A " stopped pipe " in an organ is a pipe of this type, and both the fundamental and the overtones may occur simultaneously when it is blown.
The whole series of fundamental and overtones gives the complete set of harmonics of frequencies proportional to 1, 2, 3, 4, ..., and wave-lengths proportional to 1, 2, 3, 4 ..
It is evident that the overtones will follow the same rule as for a pipe opened at both ends.
But keeping r/X small we may as before form stationary waves, and it is evident that the series of fundamental and overtones will be just as with the air in pipes, and we shall have the same three types - fixed at one end, free at both ends, fixed at both ends - with fundamental frequencies respectively 41, p ' 21 V p, and I velocity in rod =velocity in air X distance between dust heaps.

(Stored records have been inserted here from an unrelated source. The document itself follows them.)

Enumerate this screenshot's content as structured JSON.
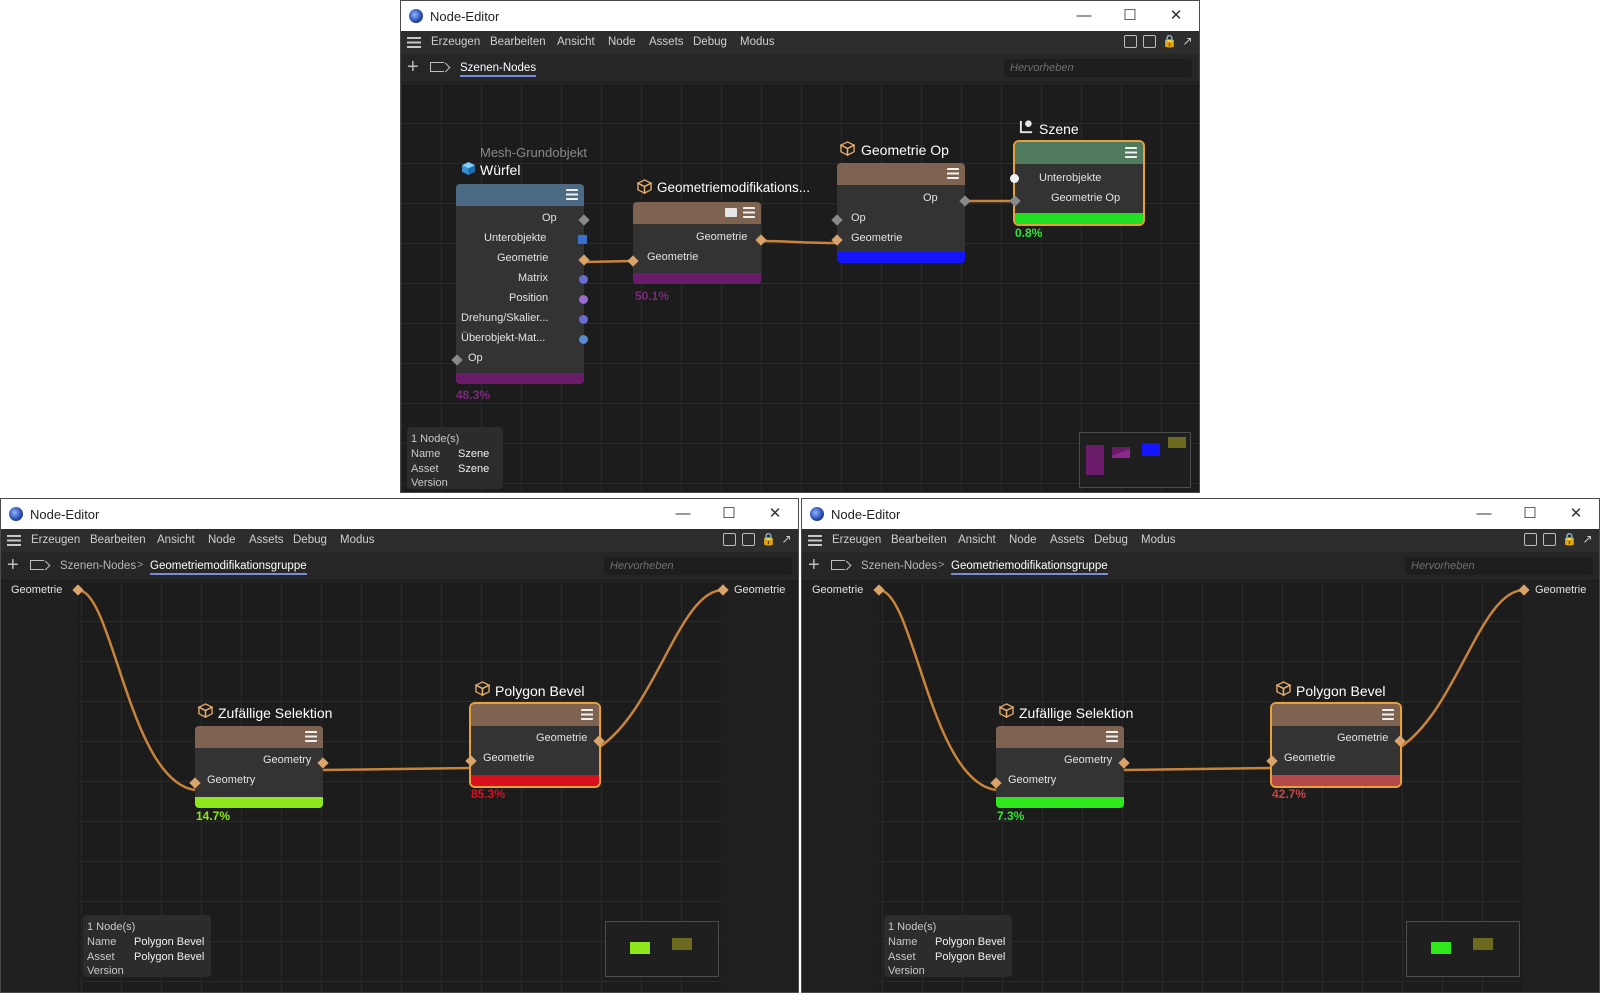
{
  "windows": [
    {
      "title": "Node-Editor",
      "menu": [
        "Erzeugen",
        "Bearbeiten",
        "Ansicht",
        "Node",
        "Assets",
        "Debug",
        "Modus"
      ],
      "breadcrumbs": [
        "Szenen-Nodes"
      ],
      "search_placeholder": "Hervorheben",
      "nodes": {
        "mesh": {
          "subtitle": "Mesh-Grundobjekt",
          "title": "Würfel",
          "header_color": "#4d6a84",
          "footer_color": "#6a1b6a",
          "outputs": [
            "Op",
            "Unterobjekte",
            "Geometrie",
            "Matrix",
            "Position",
            "Drehung/Skalier...",
            "Überobjekt-Mat..."
          ],
          "input": "Op",
          "percent": "48.3%",
          "percent_color": "#7a2a7a"
        },
        "geomod": {
          "title": "Geometriemodifikations...",
          "header_color": "#7d6350",
          "footer_color": "#6a1b6a",
          "output": "Geometrie",
          "input": "Geometrie",
          "percent": "50.1%",
          "percent_color": "#7a2a7a"
        },
        "geomop": {
          "title": "Geometrie Op",
          "header_color": "#7d6350",
          "footer_color": "#1414ff",
          "output": "Op",
          "inputs": [
            "Op",
            "Geometrie"
          ]
        },
        "szene": {
          "title": "Szene",
          "header_color": "#4f7a5d",
          "footer_color": "#22e022",
          "ports": [
            "Unterobjekte",
            "Geometrie Op"
          ],
          "percent": "0.8%",
          "percent_color": "#3ae03a"
        }
      },
      "info": {
        "count": "1 Node(s)",
        "name_label": "Name",
        "name": "Szene",
        "asset_label": "Asset",
        "asset": "Szene",
        "version_label": "Version"
      }
    },
    {
      "title": "Node-Editor",
      "menu": [
        "Erzeugen",
        "Bearbeiten",
        "Ansicht",
        "Node",
        "Assets",
        "Debug",
        "Modus"
      ],
      "breadcrumbs": [
        "Szenen-Nodes",
        "Geometriemodifikationsgruppe"
      ],
      "search_placeholder": "Hervorheben",
      "io_in": "Geometrie",
      "io_out": "Geometrie",
      "nodes": {
        "zufall": {
          "title": "Zufällige Selektion",
          "output": "Geometry",
          "input": "Geometry",
          "percent": "14.7%",
          "footer_color": "#8ee81c",
          "percent_color": "#8ee81c"
        },
        "bevel": {
          "title": "Polygon Bevel",
          "output": "Geometrie",
          "input": "Geometrie",
          "percent": "85.3%",
          "footer_color": "#d8101e",
          "percent_color": "#d8101e"
        }
      },
      "info": {
        "count": "1 Node(s)",
        "name_label": "Name",
        "name": "Polygon Bevel",
        "asset_label": "Asset",
        "asset": "Polygon Bevel",
        "version_label": "Version"
      }
    },
    {
      "title": "Node-Editor",
      "menu": [
        "Erzeugen",
        "Bearbeiten",
        "Ansicht",
        "Node",
        "Assets",
        "Debug",
        "Modus"
      ],
      "breadcrumbs": [
        "Szenen-Nodes",
        "Geometriemodifikationsgruppe"
      ],
      "search_placeholder": "Hervorheben",
      "io_in": "Geometrie",
      "io_out": "Geometrie",
      "nodes": {
        "zufall": {
          "title": "Zufällige Selektion",
          "output": "Geometry",
          "input": "Geometry",
          "percent": "7.3%",
          "footer_color": "#2ee81c",
          "percent_color": "#3ae03a"
        },
        "bevel": {
          "title": "Polygon Bevel",
          "output": "Geometrie",
          "input": "Geometrie",
          "percent": "42.7%",
          "footer_color": "#b54848",
          "percent_color": "#c04848"
        }
      },
      "info": {
        "count": "1 Node(s)",
        "name_label": "Name",
        "name": "Polygon Bevel",
        "asset_label": "Asset",
        "asset": "Polygon Bevel",
        "version_label": "Version"
      }
    }
  ],
  "colors": {
    "wire": "#c8843a",
    "port_diamond": "#d9a36a",
    "port_gray": "#8a8a8a",
    "accent": "#7a8bd9"
  }
}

39) The overtones will be obvious.
But we have to remember that with strings, pipes and instruments generally the fundamental tone is accompanied by overtones, called also " upper partials," and beating within the dissonance range may occur between these overtones.
Let the two tones with their harmonic overtones be 256 512 768 1024 1280 1536 512 1024 1536.
The fundamental and overtones of the second all coincide with overtones of the first.
Take as a further example the fifth with harmonic overtones as under The fundamental and overtones of the second either coincide with or fall midway between overtones in the first, and there is no approach to a dissonant frequency of beats, and the concord is perfect.
The harshness of deep notes on instruments rich in overtones may be explained as arising from beats between successive overtones.
Thus, if a note of frequency 64 is sounded, and if all the successive overtones are present, the difference of frequency will be 64, and this is an unpleasant interval when we get to the middle of the scale, say to overtones 256 and 320 or to 512 and 576.
Koenig, Quelques experiences d'acoustique (1882) describes apparatus and experiments, intended to show, in opposition to Helmholtz, that beats coalesce into tones, and also that the quality of a note is affected by alteration of phase of one of its component overtones relative to the phase of the fundamental.
He showed, both by analysis and by synthesis, that quality depends on the order, number and intensity of the overtones or harmonics that may, and usually do, enter into the structure of a musical tone.